(DATA TO USE Opens)
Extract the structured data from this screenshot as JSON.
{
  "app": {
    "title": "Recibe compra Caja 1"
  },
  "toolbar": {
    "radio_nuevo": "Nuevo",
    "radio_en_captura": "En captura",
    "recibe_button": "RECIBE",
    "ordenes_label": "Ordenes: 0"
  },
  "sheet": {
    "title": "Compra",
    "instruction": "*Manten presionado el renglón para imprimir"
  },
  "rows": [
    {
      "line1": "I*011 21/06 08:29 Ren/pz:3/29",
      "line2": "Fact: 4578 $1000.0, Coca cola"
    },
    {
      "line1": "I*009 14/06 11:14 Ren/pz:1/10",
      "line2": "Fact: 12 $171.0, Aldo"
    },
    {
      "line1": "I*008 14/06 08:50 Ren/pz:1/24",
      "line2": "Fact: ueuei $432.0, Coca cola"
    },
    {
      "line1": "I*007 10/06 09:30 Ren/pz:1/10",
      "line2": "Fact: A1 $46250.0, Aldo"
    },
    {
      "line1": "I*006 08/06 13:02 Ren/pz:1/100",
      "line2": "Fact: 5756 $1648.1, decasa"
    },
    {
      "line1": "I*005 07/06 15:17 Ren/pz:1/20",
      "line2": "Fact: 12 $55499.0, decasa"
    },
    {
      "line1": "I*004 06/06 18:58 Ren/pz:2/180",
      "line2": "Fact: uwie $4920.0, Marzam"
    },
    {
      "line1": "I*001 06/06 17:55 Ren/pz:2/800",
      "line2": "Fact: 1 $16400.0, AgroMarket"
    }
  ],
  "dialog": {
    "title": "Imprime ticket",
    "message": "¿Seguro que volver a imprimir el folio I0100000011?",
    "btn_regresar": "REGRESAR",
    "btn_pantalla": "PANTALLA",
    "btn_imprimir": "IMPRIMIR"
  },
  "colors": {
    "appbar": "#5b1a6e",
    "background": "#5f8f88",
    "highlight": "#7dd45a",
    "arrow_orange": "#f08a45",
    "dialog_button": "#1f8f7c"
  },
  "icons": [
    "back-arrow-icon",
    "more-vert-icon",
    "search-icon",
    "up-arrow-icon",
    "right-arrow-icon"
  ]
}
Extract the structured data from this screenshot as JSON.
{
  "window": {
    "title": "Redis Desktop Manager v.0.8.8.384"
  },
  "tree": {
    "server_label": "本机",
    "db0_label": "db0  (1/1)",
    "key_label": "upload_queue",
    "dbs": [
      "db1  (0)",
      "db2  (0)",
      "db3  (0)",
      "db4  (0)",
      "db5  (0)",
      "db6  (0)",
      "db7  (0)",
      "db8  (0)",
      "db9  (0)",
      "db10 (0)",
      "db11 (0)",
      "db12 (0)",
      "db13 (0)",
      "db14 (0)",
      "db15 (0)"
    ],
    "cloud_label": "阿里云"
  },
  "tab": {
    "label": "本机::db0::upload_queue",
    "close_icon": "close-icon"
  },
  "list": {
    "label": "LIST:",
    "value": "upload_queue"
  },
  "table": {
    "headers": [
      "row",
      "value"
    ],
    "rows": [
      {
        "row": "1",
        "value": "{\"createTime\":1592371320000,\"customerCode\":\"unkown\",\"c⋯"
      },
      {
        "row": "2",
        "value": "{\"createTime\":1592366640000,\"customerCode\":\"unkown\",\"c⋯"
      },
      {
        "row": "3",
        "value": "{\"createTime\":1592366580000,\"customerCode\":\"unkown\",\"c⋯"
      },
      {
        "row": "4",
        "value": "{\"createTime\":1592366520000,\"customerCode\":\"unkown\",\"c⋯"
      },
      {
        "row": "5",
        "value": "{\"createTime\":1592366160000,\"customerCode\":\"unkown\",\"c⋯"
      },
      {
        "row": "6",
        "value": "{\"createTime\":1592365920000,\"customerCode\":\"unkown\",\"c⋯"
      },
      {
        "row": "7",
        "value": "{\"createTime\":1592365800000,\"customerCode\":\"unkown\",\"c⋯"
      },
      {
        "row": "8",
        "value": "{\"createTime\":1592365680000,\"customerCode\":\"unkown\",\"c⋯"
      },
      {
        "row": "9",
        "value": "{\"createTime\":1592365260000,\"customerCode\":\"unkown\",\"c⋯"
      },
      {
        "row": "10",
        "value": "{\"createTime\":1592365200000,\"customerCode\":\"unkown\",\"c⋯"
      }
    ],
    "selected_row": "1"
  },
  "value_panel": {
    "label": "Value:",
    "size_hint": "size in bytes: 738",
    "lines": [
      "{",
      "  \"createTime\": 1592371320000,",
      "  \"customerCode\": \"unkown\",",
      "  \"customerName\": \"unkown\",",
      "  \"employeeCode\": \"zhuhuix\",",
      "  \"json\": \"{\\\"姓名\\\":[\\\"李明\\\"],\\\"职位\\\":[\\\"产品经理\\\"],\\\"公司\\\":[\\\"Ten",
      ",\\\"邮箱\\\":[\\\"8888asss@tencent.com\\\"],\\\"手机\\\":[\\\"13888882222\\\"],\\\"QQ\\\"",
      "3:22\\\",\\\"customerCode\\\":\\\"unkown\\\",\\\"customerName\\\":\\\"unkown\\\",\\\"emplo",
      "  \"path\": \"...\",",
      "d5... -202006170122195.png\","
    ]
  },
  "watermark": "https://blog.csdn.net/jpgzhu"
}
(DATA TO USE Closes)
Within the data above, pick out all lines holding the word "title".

    "title": "Recibe compra Caja 1"
    "title": "Compra",
    "title": "Imprime ticket",
    "title": "Redis Desktop Manager v.0.8.8.384"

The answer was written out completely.